Data records for software interfaces
◆ ◆ ◆ ◆ ◆ ◆ ◆

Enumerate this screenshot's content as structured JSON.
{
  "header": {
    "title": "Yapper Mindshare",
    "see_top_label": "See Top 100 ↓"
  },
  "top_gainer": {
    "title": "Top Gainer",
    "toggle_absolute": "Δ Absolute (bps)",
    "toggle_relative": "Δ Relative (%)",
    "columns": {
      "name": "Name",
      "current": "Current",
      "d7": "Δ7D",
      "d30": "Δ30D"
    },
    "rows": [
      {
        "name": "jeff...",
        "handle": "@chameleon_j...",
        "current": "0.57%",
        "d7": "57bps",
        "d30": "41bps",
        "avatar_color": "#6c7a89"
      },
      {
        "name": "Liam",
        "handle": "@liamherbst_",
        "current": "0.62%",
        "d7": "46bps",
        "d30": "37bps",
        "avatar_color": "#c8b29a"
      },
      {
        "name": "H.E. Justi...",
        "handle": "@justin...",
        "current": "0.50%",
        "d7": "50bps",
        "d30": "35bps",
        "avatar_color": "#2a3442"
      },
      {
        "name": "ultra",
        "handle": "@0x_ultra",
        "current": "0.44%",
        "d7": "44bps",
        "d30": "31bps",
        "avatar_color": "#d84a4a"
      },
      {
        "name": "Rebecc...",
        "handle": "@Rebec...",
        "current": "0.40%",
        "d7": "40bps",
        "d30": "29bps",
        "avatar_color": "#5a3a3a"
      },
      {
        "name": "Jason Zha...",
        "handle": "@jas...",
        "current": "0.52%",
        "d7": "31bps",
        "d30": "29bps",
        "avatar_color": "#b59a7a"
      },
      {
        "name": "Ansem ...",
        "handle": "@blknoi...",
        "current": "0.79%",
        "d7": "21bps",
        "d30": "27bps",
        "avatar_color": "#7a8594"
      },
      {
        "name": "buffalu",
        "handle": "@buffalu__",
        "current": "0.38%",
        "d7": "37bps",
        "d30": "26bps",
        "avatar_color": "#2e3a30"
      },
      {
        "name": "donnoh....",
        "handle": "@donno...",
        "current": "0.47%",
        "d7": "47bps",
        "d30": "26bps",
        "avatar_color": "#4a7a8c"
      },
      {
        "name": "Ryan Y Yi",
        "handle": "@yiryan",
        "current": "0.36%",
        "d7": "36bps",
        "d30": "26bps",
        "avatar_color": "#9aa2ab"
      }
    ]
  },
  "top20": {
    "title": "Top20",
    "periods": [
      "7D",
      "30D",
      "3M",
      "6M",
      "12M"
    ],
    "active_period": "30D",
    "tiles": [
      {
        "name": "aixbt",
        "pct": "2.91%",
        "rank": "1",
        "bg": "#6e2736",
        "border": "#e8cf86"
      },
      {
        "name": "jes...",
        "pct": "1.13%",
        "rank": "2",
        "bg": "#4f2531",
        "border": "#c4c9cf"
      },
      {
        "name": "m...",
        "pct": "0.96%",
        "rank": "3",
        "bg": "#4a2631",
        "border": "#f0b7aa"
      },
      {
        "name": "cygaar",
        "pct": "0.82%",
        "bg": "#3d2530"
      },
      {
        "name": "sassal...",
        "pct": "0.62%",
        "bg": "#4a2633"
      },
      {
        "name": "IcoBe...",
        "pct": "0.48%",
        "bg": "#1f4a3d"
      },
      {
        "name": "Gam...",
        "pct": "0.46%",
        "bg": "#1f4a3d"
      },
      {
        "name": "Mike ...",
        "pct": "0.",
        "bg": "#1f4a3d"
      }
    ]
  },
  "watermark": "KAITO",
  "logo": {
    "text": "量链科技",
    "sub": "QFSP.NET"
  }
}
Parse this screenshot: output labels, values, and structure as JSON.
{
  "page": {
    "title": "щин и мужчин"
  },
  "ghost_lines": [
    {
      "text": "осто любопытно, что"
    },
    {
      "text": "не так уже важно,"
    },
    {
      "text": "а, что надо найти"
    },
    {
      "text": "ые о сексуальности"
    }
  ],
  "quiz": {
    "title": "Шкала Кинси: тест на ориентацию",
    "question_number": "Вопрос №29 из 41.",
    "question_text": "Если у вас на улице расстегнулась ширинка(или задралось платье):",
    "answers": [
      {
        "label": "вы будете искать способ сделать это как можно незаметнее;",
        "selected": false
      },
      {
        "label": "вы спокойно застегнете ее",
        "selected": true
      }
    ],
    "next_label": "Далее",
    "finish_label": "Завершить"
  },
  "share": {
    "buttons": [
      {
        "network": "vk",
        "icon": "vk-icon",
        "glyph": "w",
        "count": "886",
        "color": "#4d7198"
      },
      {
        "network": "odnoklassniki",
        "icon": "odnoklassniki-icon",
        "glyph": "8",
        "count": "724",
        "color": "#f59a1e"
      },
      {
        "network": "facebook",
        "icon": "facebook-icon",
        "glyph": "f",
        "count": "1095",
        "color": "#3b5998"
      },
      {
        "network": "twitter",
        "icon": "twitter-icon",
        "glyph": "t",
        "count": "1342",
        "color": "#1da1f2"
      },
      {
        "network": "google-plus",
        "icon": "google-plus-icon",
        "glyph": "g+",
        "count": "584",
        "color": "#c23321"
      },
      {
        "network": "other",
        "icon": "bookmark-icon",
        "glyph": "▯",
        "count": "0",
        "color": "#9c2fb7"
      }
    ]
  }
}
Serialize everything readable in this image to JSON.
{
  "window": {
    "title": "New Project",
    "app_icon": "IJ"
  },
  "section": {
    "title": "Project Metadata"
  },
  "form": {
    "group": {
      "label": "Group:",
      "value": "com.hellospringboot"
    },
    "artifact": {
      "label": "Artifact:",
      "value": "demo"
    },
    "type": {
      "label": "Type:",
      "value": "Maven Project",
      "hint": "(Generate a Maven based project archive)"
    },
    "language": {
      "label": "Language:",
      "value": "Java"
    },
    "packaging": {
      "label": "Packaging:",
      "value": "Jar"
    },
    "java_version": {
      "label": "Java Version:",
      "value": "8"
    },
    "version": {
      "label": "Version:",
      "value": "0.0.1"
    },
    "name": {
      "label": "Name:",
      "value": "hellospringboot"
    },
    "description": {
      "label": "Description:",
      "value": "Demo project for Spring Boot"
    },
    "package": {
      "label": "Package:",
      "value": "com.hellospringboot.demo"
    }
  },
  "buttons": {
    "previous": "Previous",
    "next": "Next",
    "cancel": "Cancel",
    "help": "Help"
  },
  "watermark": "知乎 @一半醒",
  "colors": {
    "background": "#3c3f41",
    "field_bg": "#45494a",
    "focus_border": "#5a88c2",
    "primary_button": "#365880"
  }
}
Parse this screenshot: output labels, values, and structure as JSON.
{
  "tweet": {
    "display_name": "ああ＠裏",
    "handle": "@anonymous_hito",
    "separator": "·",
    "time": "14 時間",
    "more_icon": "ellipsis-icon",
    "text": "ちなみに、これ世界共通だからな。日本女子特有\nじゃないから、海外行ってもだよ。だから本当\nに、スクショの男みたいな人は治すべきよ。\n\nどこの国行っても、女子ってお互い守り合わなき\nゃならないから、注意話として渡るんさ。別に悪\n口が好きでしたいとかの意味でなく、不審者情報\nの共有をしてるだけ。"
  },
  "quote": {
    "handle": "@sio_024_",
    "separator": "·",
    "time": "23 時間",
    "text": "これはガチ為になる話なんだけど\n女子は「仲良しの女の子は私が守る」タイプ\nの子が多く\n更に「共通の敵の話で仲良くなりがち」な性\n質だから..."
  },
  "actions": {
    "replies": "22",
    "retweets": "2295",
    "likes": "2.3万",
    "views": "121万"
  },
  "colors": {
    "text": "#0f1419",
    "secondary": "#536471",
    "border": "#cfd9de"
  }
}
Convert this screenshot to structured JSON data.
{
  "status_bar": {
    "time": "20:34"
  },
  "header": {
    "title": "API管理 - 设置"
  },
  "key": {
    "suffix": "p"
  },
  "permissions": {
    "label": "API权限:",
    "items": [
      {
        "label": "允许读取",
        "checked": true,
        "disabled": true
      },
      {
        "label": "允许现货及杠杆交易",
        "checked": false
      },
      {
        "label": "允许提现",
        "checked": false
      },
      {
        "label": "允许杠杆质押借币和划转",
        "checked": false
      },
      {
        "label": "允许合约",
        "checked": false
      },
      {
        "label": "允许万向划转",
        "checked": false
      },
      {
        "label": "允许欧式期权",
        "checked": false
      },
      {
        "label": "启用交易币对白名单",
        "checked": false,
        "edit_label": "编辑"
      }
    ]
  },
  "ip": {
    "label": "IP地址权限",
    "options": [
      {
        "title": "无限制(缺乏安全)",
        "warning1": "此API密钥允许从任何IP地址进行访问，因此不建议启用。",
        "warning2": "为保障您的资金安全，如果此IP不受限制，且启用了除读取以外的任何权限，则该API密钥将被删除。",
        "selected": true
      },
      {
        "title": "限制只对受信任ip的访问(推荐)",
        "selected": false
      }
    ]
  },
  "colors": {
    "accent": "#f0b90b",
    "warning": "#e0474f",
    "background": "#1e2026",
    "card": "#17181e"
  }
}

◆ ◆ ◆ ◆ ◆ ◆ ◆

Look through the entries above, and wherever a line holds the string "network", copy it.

        "network": "vk",
        "network": "odnoklassniki",
        "network": "facebook",
        "network": "twitter",
        "network": "google-plus",
        "network": "other",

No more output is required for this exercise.